Red wines typically fall into two different categories: red fruit and black fruit flavors. The reason to differentiate the two types is to be able to identify a wine in a blind tasting or to pick a favorite. Within each style there is a fair amount of variance. For instance, Lambrusco is typically considered a light red wine in terms of color and body. However in tasting a Lambrusco, many of them exhibit tart blueberry flavors making Lambrusco an example of a ‘black fruit’ aromatic wine. Also, we always have to separate aromas (smells) from tastes (sweet, sour, bitter) in wine…
Most wines with ‘black fruit’ aromas are full-bodied red wines with all the associated extra tannins. Of course there are some full-bodied red-fruited wines and some lighter, fresher, black-fruited wines. As always, there are exceptions. Knowing this about a wine will make you more adept at food pairing.
White wines offer two major fruit types: Tree-fruity vs. Citrusy. The more you taste, the more you’ll realize that the same type of wine will vary wildly depending on where it’s grown. For instance, tasting a Chenin Blanc from South Africa will taste much riper and lusher, whereas Chenin Blanc from Anjou in the Loire Valley, France will have much more ripe-to-under-ripe fruit aromas, even though aromas for all typical Chenins will always center around bruised apple and lemon-y type aromas.
When you taste a white wine, think about the type of flavor and then focus on the ripeness of that flavor. Below is a great example of how ripeness affects the flavor of white wine:
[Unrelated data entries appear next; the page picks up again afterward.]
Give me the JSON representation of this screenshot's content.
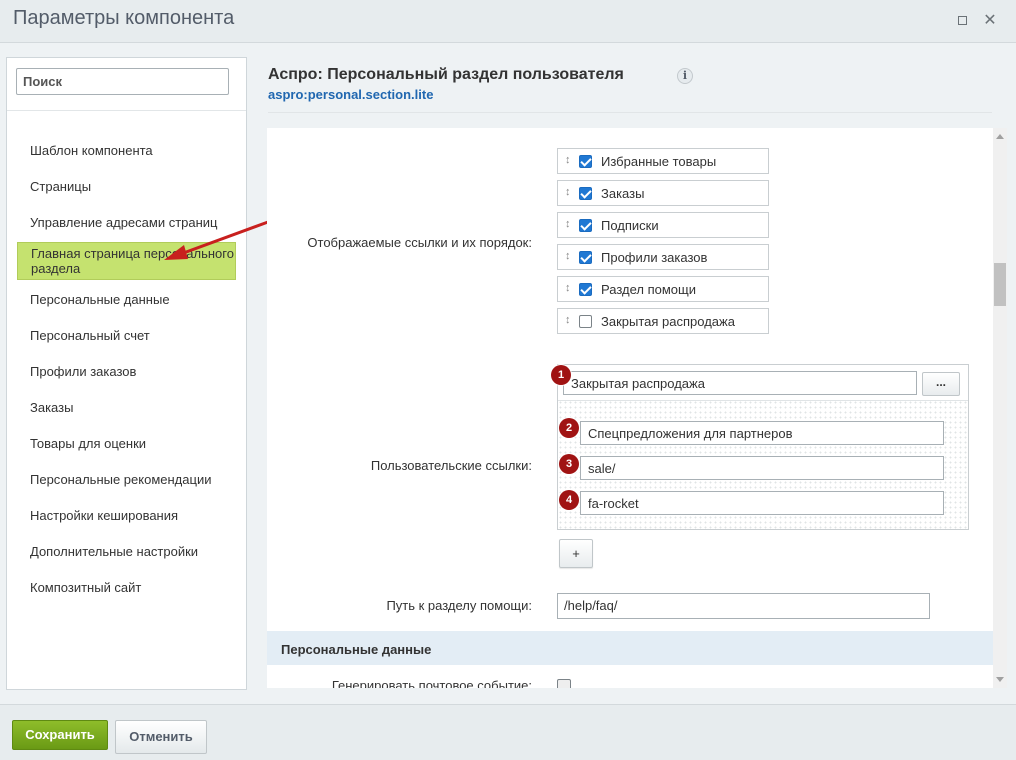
{
  "window": {
    "title": "Параметры компонента",
    "maximize_icon": "maximize-icon",
    "close_glyph": "✕"
  },
  "sidebar": {
    "search_placeholder": "Поиск",
    "items": [
      {
        "label": "Шаблон компонента"
      },
      {
        "label": "Страницы"
      },
      {
        "label": "Управление адресами страниц"
      },
      {
        "label": "Главная страница персонального раздела",
        "active": true
      },
      {
        "label": "Персональные данные"
      },
      {
        "label": "Персональный счет"
      },
      {
        "label": "Профили заказов"
      },
      {
        "label": "Заказы"
      },
      {
        "label": "Товары для оценки"
      },
      {
        "label": "Персональные рекомендации"
      },
      {
        "label": "Настройки кеширования"
      },
      {
        "label": "Дополнительные настройки"
      },
      {
        "label": "Композитный сайт"
      }
    ],
    "active_color": "#c5e26f"
  },
  "main": {
    "title": "Аспро: Персональный раздел пользователя",
    "info_glyph": "i",
    "code": "aspro:personal.section.lite",
    "links_label": "Отображаемые ссылки и их порядок:",
    "links": [
      {
        "label": "Избранные товары",
        "checked": true
      },
      {
        "label": "Заказы",
        "checked": true
      },
      {
        "label": "Подписки",
        "checked": true
      },
      {
        "label": "Профили заказов",
        "checked": true
      },
      {
        "label": "Раздел помощи",
        "checked": true
      },
      {
        "label": "Закрытая распродажа",
        "checked": false
      }
    ],
    "drag_glyph": "↕",
    "custom_label": "Пользовательские ссылки:",
    "custom_fields": [
      {
        "badge": "1",
        "value": "Закрытая распродажа"
      },
      {
        "badge": "2",
        "value": "Спецпредложения для партнеров"
      },
      {
        "badge": "3",
        "value": "sale/"
      },
      {
        "badge": "4",
        "value": "fa-rocket"
      }
    ],
    "dots_label": "...",
    "plus_label": "+",
    "help_label": "Путь к разделу помощи:",
    "help_value": "/help/faq/",
    "section_personal": "Персональные данные",
    "mail_label": "Генерировать почтовое событие:"
  },
  "footer": {
    "save_label": "Сохранить",
    "cancel_label": "Отменить"
  },
  "colors": {
    "accent_green": "#7aab1e",
    "link_blue": "#2067b0",
    "badge_red": "#a01313",
    "checkbox_blue": "#2078d3"
  }
}
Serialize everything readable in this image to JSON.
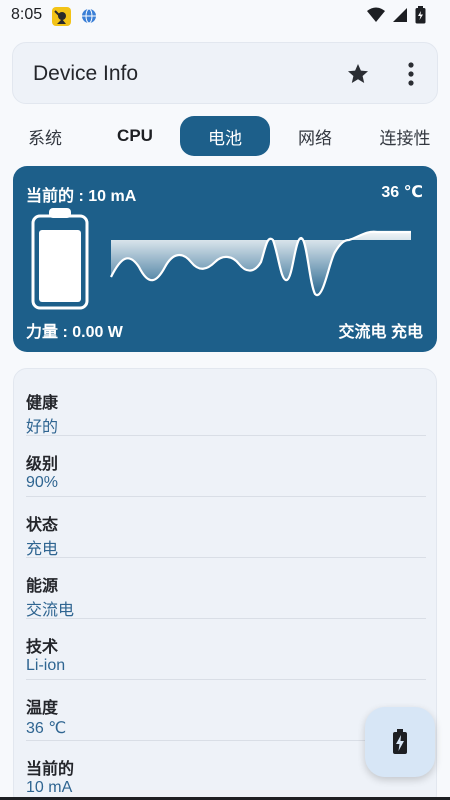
{
  "status_bar": {
    "time": "8:05",
    "icons": [
      "notification-app-icon",
      "globe-icon",
      "wifi-icon",
      "signal-icon",
      "battery-icon"
    ]
  },
  "app_bar": {
    "title": "Device Info",
    "actions": [
      "star-icon",
      "more-vert-icon"
    ]
  },
  "tabs": [
    {
      "label": "系统"
    },
    {
      "label": "CPU"
    },
    {
      "label": "电池",
      "selected": true
    },
    {
      "label": "网络"
    },
    {
      "label": "连接性"
    }
  ],
  "battery_card": {
    "current": "当前的 : 10 mA",
    "temperature": "36 ℃",
    "power": "力量 : 0.00 W",
    "charge_status": "交流电 充电",
    "level_percent": 90,
    "accent_color": "#1d5f8a"
  },
  "info_rows": [
    {
      "label": "健康",
      "value": "好的"
    },
    {
      "label": "级别",
      "value": "90%"
    },
    {
      "label": "状态",
      "value": "充电"
    },
    {
      "label": "能源",
      "value": "交流电"
    },
    {
      "label": "技术",
      "value": "Li-ion"
    },
    {
      "label": "温度",
      "value": "36 ℃"
    },
    {
      "label": "当前的",
      "value": "10 mA"
    }
  ],
  "fab": {
    "icon": "battery-charging-icon"
  }
}
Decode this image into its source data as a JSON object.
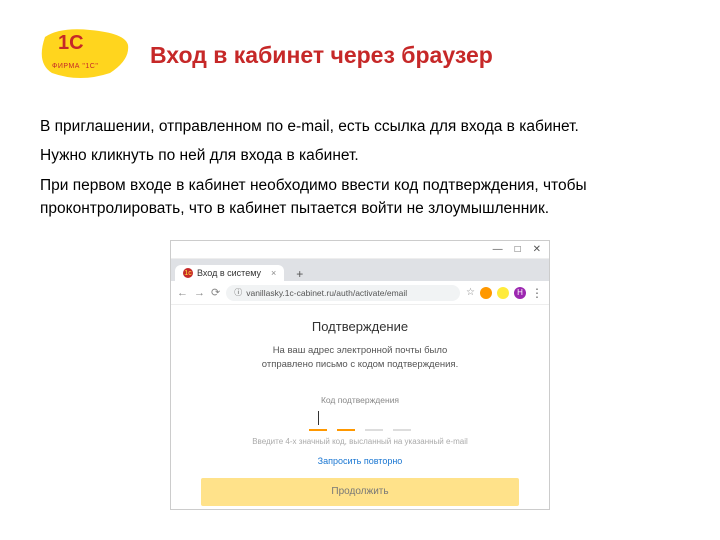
{
  "logo": {
    "main": "1C",
    "sub": "ФИРМА \"1С\""
  },
  "title": "Вход в кабинет через браузер",
  "paragraphs": [
    "В приглашении, отправленном по e-mail, есть ссылка для входа в кабинет.",
    "Нужно кликнуть по ней для входа в кабинет.",
    "При первом входе в кабинет необходимо ввести код подтверждения, чтобы проконтролировать, что в кабинет пытается войти не злоумышленник."
  ],
  "browser": {
    "window": {
      "min": "—",
      "max": "□",
      "close": "✕"
    },
    "tab": {
      "title": "Вход в систему",
      "plus": "+"
    },
    "nav": {
      "back": "←",
      "fwd": "→",
      "reload": "⟳"
    },
    "url": "vanillasky.1c-cabinet.ru/auth/activate/email",
    "avatar": "Н",
    "menu_dots": "⋮"
  },
  "page": {
    "heading": "Подтверждение",
    "desc1": "На ваш адрес электронной почты было",
    "desc2": "отправлено письмо с кодом подтверждения.",
    "field_label": "Код подтверждения",
    "hint": "Введите 4-х значный код, высланный на указанный e-mail",
    "resend": "Запросить повторно",
    "continue": "Продолжить"
  }
}
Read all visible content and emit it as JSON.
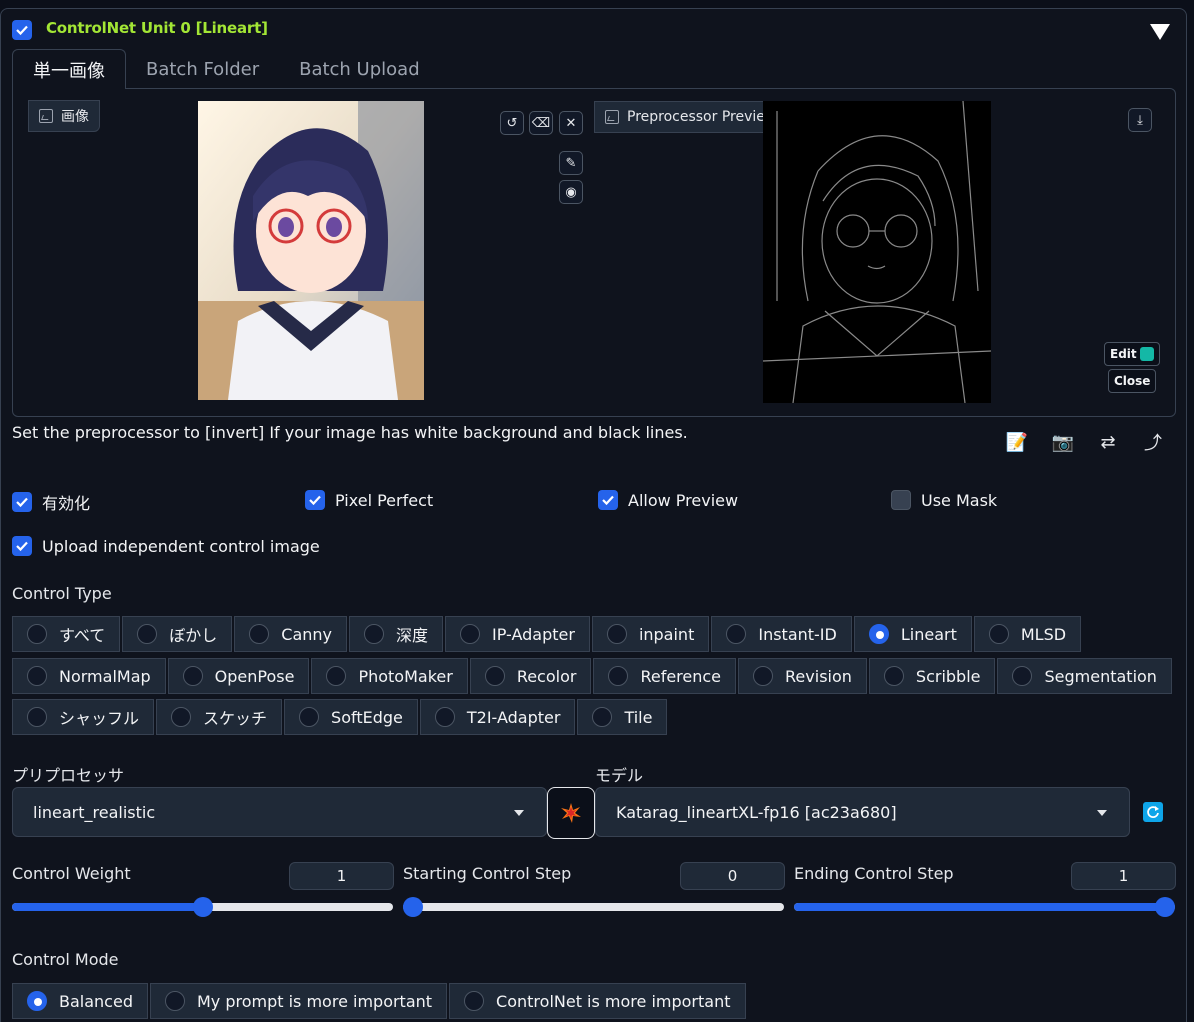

VinePair also have an informative video on “How to become a super wine smeller”